This was Romney in his late 20s and early 30s, working for the Boston Consulting Group and Bain & Co., when he became fluent in the language and principles of modern business, a cutthroat world where the only way to thrive is to analyze your business model from every possible angle, keep your operations ruthlessly lean and serve one master above all else: the shareholder.
On the campaign trail, Romney has weathered criticism for some supposed gaffes he’s made — “corporations are people” and “I like being able to fire people who provide services to me” are the most prominent. But these are not simply unfortunate slips of an overtired campaigner; they may reveal the real Romney. Far from backing away from them, he’s dug in. “Corporations are collections of people that are trying to have good jobs for themselves and promote the future,” Romney said while campaigning in New Hampshire, five months after uttering the original quote.
Even his insistence on having the leeway to fire people is not a one-time, isolated statement. In his 2010 book “No Apology,” Romney bemoans unions that make it tougher for employers to lay off workers: “Unfortunately, some union CEOs are less concerned about an industry’s competitiveness than they are with how many of their union’s jobs they can protect.”
The comments have been decried as tone-deaf, but they may reflect Romney’s background in the peculiar world of corporate consulting.

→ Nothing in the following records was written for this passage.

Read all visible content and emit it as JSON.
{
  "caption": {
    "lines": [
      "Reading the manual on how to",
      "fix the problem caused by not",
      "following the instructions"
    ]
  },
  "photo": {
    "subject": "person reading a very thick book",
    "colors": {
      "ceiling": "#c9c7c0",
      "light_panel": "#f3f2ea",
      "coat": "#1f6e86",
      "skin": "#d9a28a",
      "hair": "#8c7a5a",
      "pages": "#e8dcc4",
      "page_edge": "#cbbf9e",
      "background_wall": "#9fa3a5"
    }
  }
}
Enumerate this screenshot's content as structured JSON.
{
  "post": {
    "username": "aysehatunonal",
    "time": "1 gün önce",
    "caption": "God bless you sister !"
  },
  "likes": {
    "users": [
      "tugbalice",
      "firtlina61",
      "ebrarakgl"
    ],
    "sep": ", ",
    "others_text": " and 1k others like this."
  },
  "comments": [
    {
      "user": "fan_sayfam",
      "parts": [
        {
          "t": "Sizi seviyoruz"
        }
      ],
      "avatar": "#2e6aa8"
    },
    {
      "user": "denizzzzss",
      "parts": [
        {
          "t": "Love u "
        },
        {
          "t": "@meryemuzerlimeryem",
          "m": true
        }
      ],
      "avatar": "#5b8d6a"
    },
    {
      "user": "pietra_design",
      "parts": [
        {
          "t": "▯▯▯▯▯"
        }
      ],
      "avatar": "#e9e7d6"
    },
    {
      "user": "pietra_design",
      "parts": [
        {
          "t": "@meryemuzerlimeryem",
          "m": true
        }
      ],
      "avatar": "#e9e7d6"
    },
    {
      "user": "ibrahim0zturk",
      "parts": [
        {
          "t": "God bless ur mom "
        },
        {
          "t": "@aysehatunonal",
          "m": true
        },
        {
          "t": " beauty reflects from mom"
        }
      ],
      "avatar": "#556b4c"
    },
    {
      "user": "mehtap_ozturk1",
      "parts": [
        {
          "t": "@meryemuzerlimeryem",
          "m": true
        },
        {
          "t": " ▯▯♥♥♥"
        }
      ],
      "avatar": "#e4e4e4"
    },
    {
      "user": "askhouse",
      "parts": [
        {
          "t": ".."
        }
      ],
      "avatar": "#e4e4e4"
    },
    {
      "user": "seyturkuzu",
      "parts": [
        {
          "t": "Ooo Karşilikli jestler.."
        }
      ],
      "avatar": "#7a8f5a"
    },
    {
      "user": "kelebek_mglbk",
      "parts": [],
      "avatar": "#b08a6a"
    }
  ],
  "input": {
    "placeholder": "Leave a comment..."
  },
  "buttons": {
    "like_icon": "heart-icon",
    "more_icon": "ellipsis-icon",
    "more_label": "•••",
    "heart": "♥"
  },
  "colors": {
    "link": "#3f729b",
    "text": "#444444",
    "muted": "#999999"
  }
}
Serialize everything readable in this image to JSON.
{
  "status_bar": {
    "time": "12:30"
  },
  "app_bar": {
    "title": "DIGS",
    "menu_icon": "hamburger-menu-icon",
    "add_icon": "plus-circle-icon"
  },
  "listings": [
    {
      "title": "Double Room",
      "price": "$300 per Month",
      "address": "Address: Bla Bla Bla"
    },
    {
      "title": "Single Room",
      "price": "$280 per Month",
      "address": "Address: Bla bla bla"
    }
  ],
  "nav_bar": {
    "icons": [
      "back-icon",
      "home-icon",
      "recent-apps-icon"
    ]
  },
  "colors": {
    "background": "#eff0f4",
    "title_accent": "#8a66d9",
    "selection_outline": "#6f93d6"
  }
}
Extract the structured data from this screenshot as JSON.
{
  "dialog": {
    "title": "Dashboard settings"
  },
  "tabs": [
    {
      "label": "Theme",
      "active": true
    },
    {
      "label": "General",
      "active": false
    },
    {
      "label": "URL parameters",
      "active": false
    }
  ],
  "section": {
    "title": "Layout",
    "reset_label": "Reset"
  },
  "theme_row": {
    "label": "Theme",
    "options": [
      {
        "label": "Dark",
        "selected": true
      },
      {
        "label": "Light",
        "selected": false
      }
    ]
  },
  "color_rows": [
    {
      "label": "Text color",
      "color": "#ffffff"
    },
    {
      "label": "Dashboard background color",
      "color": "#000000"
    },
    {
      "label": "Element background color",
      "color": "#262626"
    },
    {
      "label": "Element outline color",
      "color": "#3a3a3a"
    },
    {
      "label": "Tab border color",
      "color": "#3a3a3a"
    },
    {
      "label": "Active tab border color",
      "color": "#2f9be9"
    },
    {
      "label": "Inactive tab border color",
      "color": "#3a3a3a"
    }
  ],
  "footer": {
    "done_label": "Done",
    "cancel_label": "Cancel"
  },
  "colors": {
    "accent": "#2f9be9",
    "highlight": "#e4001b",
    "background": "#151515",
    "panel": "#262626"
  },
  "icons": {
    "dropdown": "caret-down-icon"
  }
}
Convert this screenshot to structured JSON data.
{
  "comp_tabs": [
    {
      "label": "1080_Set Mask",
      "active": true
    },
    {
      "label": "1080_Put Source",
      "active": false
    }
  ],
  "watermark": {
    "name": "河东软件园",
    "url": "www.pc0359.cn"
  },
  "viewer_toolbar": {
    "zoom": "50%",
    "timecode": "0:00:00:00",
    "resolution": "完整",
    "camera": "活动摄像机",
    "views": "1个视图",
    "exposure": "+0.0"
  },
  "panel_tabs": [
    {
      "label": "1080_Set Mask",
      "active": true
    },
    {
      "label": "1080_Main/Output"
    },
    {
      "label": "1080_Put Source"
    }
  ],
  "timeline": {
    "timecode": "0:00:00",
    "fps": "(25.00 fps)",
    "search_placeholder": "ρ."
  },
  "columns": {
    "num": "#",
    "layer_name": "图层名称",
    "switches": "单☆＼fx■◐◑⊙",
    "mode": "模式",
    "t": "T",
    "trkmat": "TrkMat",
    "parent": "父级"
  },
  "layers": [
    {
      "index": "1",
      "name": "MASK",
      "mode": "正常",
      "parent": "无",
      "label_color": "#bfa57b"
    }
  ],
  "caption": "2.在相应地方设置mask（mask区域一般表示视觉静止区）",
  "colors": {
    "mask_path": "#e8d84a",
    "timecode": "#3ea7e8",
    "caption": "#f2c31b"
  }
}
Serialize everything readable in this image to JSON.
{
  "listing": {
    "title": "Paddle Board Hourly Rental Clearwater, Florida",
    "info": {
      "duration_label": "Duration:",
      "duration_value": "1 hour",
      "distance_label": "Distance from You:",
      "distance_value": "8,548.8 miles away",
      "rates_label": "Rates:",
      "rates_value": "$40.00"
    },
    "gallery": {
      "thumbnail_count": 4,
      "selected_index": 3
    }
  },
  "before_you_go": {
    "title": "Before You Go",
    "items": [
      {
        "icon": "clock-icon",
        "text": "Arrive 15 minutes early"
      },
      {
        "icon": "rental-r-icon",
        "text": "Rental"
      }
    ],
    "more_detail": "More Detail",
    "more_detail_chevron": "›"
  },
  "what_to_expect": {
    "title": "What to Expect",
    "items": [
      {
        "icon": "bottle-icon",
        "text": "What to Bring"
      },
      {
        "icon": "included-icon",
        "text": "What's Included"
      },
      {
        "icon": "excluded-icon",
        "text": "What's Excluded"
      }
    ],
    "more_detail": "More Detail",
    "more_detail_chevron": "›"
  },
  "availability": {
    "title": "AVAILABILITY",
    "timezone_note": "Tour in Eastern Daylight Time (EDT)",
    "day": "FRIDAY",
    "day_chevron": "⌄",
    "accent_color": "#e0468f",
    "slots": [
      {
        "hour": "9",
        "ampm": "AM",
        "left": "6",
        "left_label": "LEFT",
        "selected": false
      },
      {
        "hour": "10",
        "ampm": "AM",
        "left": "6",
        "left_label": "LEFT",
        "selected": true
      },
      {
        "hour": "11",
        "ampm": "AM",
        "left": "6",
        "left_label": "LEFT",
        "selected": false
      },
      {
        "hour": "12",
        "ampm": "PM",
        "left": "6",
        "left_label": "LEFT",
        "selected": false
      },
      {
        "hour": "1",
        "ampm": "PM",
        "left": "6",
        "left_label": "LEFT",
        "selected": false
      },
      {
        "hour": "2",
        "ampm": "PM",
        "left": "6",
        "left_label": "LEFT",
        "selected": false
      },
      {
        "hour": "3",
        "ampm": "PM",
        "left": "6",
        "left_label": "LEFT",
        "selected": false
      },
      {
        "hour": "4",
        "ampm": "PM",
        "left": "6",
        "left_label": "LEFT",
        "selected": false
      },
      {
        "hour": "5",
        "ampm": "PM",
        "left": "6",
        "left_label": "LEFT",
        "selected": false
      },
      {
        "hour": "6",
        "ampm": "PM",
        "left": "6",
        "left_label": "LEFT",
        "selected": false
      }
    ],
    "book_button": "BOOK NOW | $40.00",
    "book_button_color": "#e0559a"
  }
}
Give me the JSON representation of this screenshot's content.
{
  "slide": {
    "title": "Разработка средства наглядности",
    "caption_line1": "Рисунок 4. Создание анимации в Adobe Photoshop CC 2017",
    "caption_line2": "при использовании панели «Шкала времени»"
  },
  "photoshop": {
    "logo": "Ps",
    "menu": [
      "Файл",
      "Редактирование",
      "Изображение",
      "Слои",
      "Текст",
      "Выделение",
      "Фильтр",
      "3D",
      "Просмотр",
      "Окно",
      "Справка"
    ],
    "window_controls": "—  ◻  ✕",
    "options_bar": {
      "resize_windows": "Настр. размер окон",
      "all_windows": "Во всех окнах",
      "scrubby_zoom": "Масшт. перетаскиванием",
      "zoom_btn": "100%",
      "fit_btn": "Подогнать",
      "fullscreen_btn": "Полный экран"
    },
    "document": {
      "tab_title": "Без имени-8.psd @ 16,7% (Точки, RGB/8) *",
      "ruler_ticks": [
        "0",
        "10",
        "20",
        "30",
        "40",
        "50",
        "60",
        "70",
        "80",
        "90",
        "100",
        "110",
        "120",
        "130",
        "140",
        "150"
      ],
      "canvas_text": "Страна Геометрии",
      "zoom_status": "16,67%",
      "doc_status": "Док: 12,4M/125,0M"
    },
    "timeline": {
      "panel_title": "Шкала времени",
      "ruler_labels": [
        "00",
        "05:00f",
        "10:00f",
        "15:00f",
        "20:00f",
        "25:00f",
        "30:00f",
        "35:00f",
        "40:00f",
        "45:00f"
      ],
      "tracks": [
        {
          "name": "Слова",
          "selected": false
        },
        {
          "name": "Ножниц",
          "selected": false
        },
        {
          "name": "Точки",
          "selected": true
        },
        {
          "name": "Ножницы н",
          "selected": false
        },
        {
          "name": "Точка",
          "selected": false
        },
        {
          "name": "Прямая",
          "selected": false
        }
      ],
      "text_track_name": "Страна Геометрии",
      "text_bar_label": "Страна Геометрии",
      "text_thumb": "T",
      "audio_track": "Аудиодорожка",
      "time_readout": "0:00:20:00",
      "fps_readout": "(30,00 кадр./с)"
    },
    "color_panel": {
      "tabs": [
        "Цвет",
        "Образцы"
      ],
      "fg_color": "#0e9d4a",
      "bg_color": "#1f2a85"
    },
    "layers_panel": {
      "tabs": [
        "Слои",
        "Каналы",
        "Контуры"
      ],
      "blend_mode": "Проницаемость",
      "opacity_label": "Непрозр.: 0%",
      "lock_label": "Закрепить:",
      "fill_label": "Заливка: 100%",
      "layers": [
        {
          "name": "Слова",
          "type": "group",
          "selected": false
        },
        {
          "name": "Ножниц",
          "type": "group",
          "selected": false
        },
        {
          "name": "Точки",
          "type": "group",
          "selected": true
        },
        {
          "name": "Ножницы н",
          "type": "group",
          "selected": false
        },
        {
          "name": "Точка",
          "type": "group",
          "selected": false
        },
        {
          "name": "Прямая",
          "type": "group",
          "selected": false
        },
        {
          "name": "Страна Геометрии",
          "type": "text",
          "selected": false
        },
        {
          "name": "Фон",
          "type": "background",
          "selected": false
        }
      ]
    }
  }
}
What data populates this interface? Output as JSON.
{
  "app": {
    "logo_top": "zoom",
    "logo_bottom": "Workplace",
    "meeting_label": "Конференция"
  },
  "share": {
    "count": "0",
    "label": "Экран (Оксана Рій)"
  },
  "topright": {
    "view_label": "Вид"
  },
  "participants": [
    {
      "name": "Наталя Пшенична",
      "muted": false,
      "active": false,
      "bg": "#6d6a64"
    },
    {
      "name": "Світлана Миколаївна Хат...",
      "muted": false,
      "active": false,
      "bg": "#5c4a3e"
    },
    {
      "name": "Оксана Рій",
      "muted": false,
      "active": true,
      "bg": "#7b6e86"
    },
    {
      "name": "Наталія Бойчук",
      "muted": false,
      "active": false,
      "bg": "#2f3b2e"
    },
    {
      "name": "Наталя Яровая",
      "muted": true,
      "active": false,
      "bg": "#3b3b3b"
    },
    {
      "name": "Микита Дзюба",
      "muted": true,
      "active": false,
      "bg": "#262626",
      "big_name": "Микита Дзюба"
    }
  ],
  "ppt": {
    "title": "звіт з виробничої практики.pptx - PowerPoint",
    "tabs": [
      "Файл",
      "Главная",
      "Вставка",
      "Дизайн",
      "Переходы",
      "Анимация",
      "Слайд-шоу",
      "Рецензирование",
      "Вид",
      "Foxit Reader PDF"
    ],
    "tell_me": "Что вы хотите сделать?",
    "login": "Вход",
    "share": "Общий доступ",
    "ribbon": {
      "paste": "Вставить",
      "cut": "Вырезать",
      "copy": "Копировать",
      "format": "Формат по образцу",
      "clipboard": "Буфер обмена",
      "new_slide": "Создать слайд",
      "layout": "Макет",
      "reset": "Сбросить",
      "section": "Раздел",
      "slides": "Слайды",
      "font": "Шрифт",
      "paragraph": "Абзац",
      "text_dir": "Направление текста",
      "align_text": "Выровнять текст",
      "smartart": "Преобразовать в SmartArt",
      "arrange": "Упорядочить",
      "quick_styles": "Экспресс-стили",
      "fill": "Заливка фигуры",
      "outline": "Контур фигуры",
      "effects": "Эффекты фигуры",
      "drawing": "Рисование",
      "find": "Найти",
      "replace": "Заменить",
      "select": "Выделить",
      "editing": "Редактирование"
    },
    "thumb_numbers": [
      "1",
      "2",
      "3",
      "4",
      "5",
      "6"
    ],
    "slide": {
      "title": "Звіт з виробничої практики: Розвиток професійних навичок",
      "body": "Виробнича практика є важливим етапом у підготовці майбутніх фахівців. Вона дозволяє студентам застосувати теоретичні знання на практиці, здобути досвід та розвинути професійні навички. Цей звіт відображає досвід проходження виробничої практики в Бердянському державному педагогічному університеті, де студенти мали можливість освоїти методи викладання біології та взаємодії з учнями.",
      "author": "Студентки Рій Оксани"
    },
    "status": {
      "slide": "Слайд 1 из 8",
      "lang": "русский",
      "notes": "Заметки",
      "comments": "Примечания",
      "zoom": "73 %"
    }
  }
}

A generation of consultants, beginning in the 1960s, turned business into a science. The Boston Consulting Group created “the growth-share matrix,” which helped corporations divide their business units into “stars,” “cash cows,” “question marks” and “dogs.” Meanwhile, Bain pioneered a rigorous way of comparing a client’s methods with those of its competitors; the firm went so far as to send Freedom of Information Act requests to the government to learn about its clients’ rivals, according to the book “The Lords of Strategy: The Secret Intellectual History of the New Corporate World” by former Fortune magazine managing editor Walter Kiechel.
For these consultants, there was no business problem that couldn’t be solved through empiricism and smarts.
The methods of Bain & Co. led directly to Bain Capital, which Romney helped start with two other Bain partners in 1984. Bain’s leaders thought that instead of being paid fees to fix companies, the firm could make even more money investing in companies, improving them — and then cashing out. Bain Capital’s methods would forever change the private-equity industry. These firms routinely act more like consultants now, developing expertise in certain industries and getting into the guts of a company’s operations.